-- Records to process follows --
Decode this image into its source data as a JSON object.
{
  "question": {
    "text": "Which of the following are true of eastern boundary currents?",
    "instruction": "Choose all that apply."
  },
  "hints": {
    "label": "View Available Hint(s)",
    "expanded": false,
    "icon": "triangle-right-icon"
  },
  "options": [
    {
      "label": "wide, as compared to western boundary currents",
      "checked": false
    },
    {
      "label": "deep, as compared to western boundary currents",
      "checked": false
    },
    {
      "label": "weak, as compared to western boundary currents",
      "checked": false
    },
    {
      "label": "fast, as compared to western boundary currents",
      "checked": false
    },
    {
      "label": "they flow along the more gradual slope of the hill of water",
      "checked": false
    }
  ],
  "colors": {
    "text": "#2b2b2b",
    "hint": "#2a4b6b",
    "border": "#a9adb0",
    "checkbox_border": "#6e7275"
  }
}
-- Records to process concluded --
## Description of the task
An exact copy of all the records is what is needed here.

## Answer box
Decode this image into its source data as a JSON object.
{
  "question": {
    "text": "Which of the following are true of eastern boundary currents?",
    "instruction": "Choose all that apply."
  },
  "hints": {
    "label": "View Available Hint(s)",
    "expanded": false,
    "icon": "triangle-right-icon"
  },
  "options": [
    {
      "label": "wide, as compared to western boundary currents",
      "checked": false
    },
    {
      "label": "deep, as compared to western boundary currents",
      "checked": false
    },
    {
      "label": "weak, as compared to western boundary currents",
      "checked": false
    },
    {
      "label": "fast, as compared to western boundary currents",
      "checked": false
    },
    {
      "label": "they flow along the more gradual slope of the hill of water",
      "checked": false
    }
  ],
  "colors": {
    "text": "#2b2b2b",
    "hint": "#2a4b6b",
    "border": "#a9adb0",
    "checkbox_border": "#6e7275"
  }
}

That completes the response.